Leek freak!

Leeks are an invaluable addition to the kitchen garden and a blinking beacon of bliss to bees.

Credit: Carol Pope

A beacon of bliss to bees

I love leeks. Delicious in soups and most savoury dishes, they are an invaluable addition to the kitchen garden. There’s nothing nicer than being able to dash out the backdoor and tug out just what you need from your veggie patch.  

But it gets even better: Leeks are also a picturesque backdrop in ornamental gardens, are quite deer resistant, make spectacular dried flowers, and are a blinking beacon of bliss to bees.

This year I decided to grow some extra leeks for a statuesque dried-flower arrangement for our family room. To do this, all I need to do is let the leeks flower and pluck them before they go to seed, hanging them upside-down until they are nicely dry.

However, this July when I went out to do just that, I didn’t have the heart to pick a single one.  Each and every leek flower was the nucleus of a frenzy of joyful pollination, the steady buzzing of the bees audible from across the yard.  In this woefully bee-diminished world, I felt that leaving the leeks right where they were was the respectful thing to do.

Now, I will routinely grow extra leeks to serve as a welcoming beacon to bees.

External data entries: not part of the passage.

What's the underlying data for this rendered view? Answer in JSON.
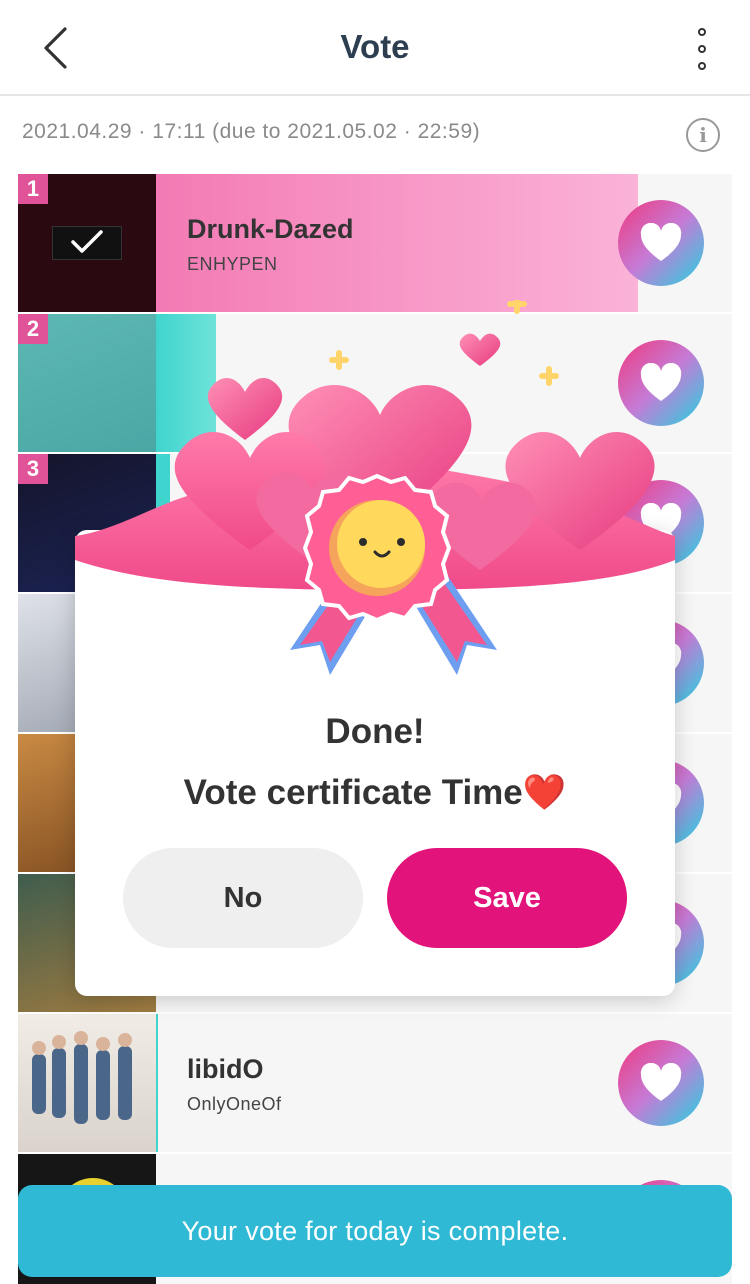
{
  "header": {
    "title": "Vote",
    "back_icon": "chevron-left-icon",
    "more_icon": "more-vertical-icon"
  },
  "date_line": "2021.04.29 · 17:11 (due to 2021.05.02 · 22:59)",
  "info_icon": "info-icon",
  "list": [
    {
      "rank": "1",
      "song": "Drunk-Dazed",
      "artist": "ENHYPEN",
      "progress": 0.7
    },
    {
      "rank": "2",
      "song": "",
      "artist": "",
      "progress": 0.1
    },
    {
      "rank": "3",
      "song": "",
      "artist": "",
      "progress": 0.02
    },
    {
      "rank": "",
      "song": "",
      "artist": "",
      "progress": 0
    },
    {
      "rank": "",
      "song": "",
      "artist": "",
      "progress": 0
    },
    {
      "rank": "",
      "song": "",
      "artist": "",
      "progress": 0
    },
    {
      "rank": "",
      "song": "libidO",
      "artist": "OnlyOneOf",
      "progress": 0.005
    },
    {
      "rank": "",
      "song": "",
      "artist": "",
      "progress": 0
    }
  ],
  "modal": {
    "title": "Done!",
    "subtitle": "Vote certificate Time❤️",
    "no_label": "No",
    "save_label": "Save",
    "badge_icon": "smiley-medal-icon"
  },
  "toast": "Your vote for today is complete.",
  "colors": {
    "accent_pink": "#e2137a",
    "toast_blue": "#2fb9d4",
    "rank_badge": "#e05398"
  }
}
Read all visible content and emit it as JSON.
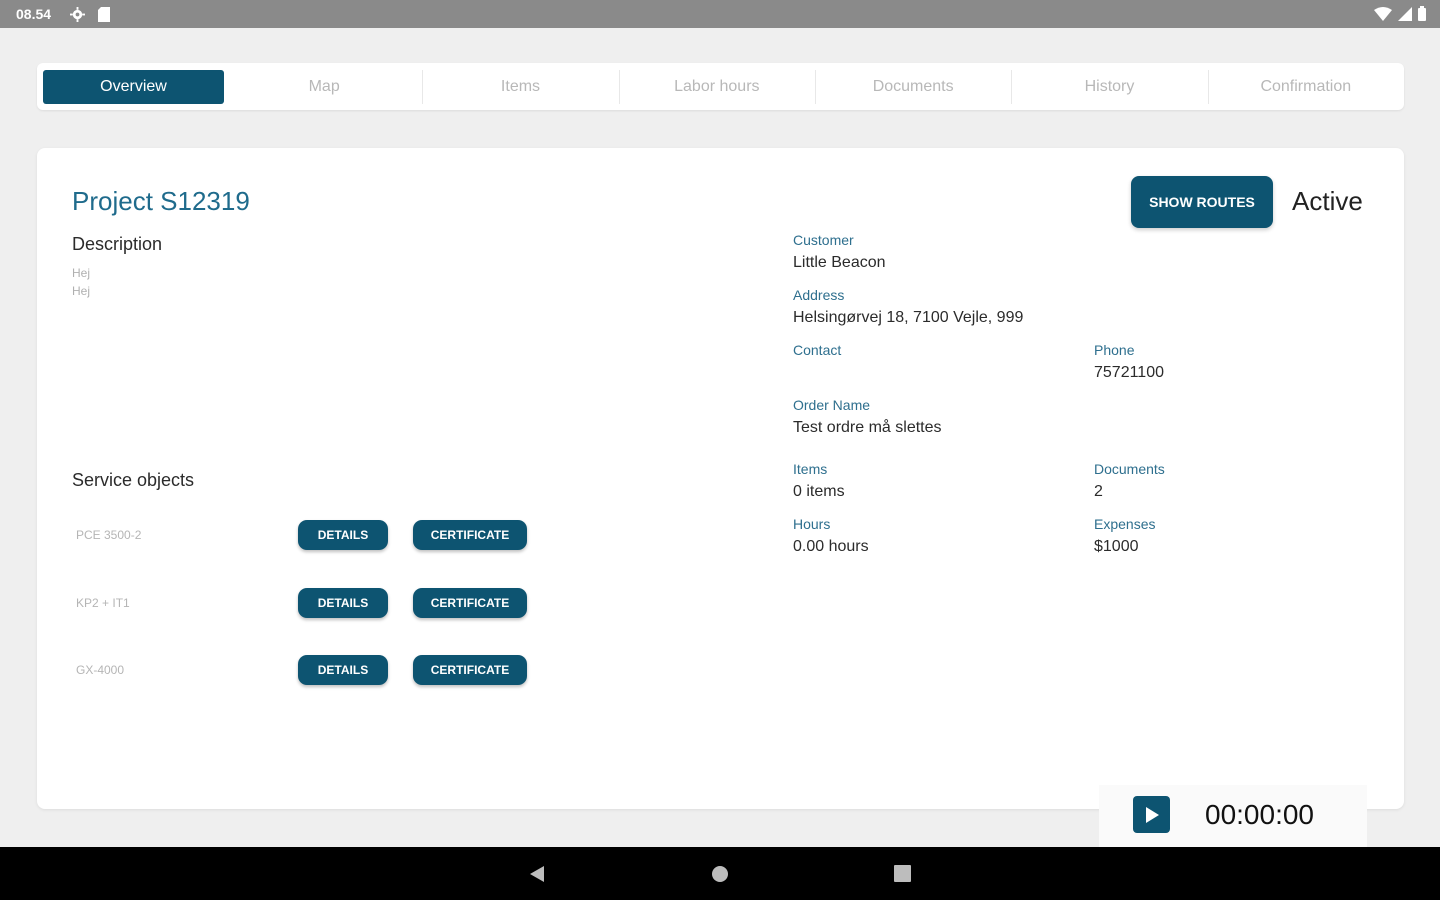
{
  "status_bar": {
    "time": "08.54"
  },
  "tabs": [
    {
      "label": "Overview",
      "active": true
    },
    {
      "label": "Map",
      "active": false
    },
    {
      "label": "Items",
      "active": false
    },
    {
      "label": "Labor hours",
      "active": false
    },
    {
      "label": "Documents",
      "active": false
    },
    {
      "label": "History",
      "active": false
    },
    {
      "label": "Confirmation",
      "active": false
    }
  ],
  "project": {
    "title": "Project S12319",
    "status": "Active",
    "show_routes_label": "SHOW ROUTES",
    "description_heading": "Description",
    "description_lines": [
      "Hej",
      "Hej"
    ]
  },
  "fields": {
    "customer": {
      "label": "Customer",
      "value": "Little Beacon"
    },
    "address": {
      "label": "Address",
      "value": "Helsingørvej 18, 7100 Vejle, 999"
    },
    "contact": {
      "label": "Contact",
      "value": ""
    },
    "phone": {
      "label": "Phone",
      "value": "75721100"
    },
    "order_name": {
      "label": "Order Name",
      "value": "Test ordre må slettes"
    },
    "items": {
      "label": "Items",
      "value": "0 items"
    },
    "documents": {
      "label": "Documents",
      "value": "2"
    },
    "hours": {
      "label": "Hours",
      "value": "0.00 hours"
    },
    "expenses": {
      "label": "Expenses",
      "value": "$1000"
    }
  },
  "service_objects": {
    "heading": "Service objects",
    "details_label": "DETAILS",
    "certificate_label": "CERTIFICATE",
    "items": [
      {
        "name": "PCE 3500-2"
      },
      {
        "name": "KP2 + IT1"
      },
      {
        "name": "GX-4000"
      }
    ]
  },
  "timer": {
    "value": "00:00:00",
    "icon": "play-icon"
  },
  "colors": {
    "primary": "#0d5471",
    "label": "#2e6f8e",
    "title": "#1f6b8c"
  }
}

While there are few things as gratifying as a garden that dishes up delicacies, the satisfaction multiplies when it gives back to our hardworking pollinators.

For more on growing leeks, check out page 12 of our Fall issue of GardenWise magazine.

And here’s an important planting tip:

For tender, white leeks like you see in the store, blanche them by planting in a 15 cm (6 in.) trench, topping up the soil as they grow.